Protectors of the North: The Militarization of the Canadian Rangers and Inuit Land in the North - Bianca Romagnoli
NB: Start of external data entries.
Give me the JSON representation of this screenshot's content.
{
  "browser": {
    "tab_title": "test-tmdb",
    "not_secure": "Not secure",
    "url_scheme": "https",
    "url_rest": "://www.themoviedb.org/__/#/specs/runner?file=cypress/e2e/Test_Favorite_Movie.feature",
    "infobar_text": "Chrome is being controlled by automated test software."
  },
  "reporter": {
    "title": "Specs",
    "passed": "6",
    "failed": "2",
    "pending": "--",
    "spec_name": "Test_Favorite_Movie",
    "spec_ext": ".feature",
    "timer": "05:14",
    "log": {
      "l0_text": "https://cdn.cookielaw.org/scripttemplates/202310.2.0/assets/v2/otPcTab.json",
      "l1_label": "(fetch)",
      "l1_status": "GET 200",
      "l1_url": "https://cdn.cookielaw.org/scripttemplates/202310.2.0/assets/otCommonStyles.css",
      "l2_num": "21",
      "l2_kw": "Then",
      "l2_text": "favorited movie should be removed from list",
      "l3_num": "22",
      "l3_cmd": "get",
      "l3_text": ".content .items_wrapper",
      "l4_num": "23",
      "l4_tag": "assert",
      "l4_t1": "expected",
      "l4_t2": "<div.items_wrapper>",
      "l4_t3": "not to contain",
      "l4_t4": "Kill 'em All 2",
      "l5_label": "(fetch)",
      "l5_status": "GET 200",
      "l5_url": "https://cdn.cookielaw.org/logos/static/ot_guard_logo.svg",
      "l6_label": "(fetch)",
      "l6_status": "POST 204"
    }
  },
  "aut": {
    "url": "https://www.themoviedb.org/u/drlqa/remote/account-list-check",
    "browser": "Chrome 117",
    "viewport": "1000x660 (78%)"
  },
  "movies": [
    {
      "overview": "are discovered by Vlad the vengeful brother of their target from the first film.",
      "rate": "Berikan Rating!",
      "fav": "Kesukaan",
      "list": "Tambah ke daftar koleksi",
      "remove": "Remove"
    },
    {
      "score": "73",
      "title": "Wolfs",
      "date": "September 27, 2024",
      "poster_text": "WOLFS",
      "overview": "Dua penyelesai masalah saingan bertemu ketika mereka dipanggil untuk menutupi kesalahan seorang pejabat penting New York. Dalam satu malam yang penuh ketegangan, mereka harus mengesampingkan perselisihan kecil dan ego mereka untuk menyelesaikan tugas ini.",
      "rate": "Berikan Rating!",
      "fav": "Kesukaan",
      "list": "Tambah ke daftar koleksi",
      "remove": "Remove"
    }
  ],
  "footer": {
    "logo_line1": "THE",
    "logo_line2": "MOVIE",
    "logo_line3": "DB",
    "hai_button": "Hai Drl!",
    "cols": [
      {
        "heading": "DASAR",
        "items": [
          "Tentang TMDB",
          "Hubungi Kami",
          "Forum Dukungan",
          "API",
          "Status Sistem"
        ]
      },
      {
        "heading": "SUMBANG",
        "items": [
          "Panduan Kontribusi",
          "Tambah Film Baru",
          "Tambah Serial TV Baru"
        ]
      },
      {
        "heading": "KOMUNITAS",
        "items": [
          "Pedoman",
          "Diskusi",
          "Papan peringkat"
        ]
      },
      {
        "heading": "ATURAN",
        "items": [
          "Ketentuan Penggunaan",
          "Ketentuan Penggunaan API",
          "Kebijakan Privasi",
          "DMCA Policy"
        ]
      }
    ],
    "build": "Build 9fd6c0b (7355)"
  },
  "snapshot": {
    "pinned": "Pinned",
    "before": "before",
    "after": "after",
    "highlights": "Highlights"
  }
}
made a push for “Arctic sovereignty.” Canadian Rangers, whose mandate is to patrol Arctic and sub-Arctic space on behalf of Canada, have become increasingly implicated in this state-building project. With their signature red sweaters and .303 Lee-Enfield rifles, Canadian Rangers have become an established military presence in some of Canada’s most remote regions. Due to their geographic location and unique living conditions, Rangers, part of the 1st Canadian Ranger Patrol Group (1CRPG) in Canada’s three northern territories, are comprised of predominantly Indigenous personnel. This paper will trace the historical development of the Rangers as they transformed from a pseudo-militia, to protect Canada from a potential northern invasion during the Cold War, into an established military presence meant to reinforce Canadian sovereignty in the region. Therefore, this research asks: how has the shifting geopolitical climate influenced the militarization of the Arctic by the Canadian government? Furthermore, how does Ranger work— which has historically been viewed as non-combative—become part of this militarized process? To explore this positional shift, this project investigates how Canadian Rangers are enfolded into a state-making process as informants of cultural and geographical knowledge. Finally, how does the existence of Indigenous Rangers knowledge allow for the militarization of the north?